START Input records

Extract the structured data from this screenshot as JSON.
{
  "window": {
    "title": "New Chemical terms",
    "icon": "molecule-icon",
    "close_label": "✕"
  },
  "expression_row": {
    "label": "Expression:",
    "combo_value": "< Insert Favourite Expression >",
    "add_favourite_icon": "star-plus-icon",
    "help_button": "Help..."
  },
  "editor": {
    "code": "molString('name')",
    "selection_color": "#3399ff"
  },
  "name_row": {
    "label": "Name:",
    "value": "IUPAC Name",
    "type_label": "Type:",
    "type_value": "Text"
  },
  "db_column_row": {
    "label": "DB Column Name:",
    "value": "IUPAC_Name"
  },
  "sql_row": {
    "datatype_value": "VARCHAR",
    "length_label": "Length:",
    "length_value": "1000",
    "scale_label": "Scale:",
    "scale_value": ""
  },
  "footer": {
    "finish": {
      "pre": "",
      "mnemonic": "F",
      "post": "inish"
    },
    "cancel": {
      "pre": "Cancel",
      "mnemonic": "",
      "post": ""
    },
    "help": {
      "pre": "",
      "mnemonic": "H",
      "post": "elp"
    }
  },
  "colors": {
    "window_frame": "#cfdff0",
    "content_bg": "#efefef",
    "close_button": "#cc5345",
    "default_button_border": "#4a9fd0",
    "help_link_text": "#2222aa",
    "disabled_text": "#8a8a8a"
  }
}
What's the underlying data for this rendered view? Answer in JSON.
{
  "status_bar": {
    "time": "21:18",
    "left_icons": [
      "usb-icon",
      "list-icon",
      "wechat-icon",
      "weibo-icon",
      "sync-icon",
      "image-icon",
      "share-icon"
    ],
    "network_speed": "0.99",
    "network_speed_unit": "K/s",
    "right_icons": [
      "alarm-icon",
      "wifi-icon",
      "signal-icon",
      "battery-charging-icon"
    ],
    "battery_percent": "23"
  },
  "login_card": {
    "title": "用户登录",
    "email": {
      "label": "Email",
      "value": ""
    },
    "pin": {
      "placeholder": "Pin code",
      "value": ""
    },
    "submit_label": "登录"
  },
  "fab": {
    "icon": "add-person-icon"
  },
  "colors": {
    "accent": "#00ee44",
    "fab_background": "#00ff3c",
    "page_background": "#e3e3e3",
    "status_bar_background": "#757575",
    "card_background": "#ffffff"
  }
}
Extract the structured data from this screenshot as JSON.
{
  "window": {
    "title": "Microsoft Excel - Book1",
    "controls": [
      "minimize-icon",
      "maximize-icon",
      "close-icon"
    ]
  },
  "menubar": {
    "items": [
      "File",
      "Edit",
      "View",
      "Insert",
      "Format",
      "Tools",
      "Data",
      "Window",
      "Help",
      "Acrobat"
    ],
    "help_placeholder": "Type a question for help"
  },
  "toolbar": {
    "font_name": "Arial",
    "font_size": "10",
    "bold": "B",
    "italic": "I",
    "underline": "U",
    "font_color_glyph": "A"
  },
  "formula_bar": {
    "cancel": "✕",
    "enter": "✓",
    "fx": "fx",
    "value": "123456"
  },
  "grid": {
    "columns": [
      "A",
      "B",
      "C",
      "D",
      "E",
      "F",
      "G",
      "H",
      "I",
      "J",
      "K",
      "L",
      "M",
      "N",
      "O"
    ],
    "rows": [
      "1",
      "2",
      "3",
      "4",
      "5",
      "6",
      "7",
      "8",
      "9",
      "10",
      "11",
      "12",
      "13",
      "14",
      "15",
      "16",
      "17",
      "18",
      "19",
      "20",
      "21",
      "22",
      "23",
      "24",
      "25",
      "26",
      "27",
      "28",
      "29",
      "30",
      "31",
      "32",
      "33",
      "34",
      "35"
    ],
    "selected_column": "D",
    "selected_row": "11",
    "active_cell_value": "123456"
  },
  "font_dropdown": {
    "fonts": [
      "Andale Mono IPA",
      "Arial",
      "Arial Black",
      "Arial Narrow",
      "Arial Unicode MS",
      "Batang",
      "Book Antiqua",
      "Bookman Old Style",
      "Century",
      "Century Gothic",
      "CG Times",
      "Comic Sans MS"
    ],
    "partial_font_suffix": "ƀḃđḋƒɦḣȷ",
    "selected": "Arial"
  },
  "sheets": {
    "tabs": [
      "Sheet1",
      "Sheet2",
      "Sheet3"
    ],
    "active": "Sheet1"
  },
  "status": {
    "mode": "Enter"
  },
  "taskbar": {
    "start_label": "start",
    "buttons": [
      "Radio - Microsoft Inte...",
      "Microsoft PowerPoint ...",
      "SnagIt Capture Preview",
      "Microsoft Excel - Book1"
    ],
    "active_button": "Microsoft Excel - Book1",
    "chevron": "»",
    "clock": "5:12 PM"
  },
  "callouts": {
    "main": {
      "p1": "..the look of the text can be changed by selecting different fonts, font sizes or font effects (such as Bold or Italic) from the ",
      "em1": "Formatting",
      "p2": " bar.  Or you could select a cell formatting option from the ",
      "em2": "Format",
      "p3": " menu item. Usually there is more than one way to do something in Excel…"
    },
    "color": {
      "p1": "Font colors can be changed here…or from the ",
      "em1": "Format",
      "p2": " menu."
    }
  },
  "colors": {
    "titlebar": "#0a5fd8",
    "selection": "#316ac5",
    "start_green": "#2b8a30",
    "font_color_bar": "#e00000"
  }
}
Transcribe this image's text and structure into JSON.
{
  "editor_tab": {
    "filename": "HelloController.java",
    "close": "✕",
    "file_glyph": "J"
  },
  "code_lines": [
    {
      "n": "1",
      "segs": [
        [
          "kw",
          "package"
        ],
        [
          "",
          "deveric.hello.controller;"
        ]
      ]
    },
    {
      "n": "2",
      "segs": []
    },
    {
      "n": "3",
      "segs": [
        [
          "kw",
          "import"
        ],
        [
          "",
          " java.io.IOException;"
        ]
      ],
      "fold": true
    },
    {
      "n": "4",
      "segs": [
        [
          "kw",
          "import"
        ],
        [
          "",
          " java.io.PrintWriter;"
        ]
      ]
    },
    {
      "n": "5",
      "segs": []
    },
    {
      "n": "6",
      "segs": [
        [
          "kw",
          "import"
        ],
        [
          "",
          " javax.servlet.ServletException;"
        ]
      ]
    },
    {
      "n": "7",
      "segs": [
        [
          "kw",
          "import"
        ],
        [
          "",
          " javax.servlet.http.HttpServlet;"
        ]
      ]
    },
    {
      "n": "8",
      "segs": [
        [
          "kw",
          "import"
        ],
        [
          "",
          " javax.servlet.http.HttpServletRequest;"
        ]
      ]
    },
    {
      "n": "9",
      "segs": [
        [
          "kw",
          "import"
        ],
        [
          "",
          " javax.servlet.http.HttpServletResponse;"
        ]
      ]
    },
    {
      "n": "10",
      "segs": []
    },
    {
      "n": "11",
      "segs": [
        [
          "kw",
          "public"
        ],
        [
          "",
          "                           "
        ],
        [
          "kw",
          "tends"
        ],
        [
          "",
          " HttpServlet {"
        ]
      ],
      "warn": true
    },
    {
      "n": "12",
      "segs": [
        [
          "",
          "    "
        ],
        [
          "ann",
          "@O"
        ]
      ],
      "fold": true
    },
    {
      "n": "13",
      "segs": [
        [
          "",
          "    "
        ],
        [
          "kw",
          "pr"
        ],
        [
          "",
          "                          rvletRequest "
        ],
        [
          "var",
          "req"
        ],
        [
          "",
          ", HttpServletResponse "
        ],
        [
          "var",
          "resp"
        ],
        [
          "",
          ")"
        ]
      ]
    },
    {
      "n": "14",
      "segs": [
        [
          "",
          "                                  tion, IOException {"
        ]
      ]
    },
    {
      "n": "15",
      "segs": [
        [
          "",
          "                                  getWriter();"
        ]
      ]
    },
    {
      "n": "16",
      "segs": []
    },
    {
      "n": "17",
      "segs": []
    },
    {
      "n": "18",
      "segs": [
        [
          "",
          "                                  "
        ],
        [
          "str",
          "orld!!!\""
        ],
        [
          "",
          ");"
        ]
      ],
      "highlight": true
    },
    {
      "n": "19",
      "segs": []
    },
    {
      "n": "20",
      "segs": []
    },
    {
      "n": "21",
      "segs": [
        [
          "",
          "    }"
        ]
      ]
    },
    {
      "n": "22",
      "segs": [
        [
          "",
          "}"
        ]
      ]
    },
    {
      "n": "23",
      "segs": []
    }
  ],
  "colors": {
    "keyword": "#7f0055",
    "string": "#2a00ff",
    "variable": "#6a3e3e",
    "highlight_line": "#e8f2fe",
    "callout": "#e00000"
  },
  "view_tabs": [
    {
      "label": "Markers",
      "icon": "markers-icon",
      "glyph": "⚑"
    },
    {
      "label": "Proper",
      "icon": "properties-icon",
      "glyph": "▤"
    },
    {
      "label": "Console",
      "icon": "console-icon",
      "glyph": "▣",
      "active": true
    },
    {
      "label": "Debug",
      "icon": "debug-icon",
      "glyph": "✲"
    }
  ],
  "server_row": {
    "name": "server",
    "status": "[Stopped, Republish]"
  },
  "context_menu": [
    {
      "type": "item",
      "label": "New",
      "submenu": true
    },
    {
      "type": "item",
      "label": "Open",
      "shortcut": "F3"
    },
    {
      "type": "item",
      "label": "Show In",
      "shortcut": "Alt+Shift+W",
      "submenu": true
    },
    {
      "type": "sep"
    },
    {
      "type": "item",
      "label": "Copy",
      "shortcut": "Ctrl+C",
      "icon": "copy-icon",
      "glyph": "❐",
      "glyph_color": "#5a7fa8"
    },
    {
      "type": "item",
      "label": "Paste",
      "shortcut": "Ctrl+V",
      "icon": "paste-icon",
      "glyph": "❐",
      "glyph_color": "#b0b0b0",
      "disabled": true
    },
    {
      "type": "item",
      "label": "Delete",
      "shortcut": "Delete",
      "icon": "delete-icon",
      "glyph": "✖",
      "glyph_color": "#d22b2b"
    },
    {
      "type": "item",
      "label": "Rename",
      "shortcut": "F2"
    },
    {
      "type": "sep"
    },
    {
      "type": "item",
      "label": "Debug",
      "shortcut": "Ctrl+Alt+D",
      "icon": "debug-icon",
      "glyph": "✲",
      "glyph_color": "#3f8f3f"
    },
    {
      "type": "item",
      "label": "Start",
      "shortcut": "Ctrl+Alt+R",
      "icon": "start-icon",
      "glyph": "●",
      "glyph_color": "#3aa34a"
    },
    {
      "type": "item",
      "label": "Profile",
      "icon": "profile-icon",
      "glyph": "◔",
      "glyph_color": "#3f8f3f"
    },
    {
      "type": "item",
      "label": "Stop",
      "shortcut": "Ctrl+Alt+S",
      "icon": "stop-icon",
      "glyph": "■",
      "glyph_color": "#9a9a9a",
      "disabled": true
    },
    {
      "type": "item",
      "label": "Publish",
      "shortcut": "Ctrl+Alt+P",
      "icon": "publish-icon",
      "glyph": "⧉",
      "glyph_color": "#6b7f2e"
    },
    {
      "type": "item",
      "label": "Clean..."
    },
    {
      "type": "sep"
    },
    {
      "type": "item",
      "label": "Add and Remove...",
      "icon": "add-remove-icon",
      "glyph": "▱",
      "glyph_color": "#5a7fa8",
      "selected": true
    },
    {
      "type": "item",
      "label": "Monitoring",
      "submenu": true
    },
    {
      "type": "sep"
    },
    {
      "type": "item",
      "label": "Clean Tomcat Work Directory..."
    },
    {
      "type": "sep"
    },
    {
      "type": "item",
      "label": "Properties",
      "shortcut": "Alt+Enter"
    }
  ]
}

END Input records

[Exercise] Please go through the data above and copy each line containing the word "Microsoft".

[Response area]
    "title": "Microsoft Excel - Book1",
      "Radio - Microsoft Inte...",
      "Microsoft PowerPoint ...",
      "Microsoft Excel - Book1"
    "active_button": "Microsoft Excel - Book1",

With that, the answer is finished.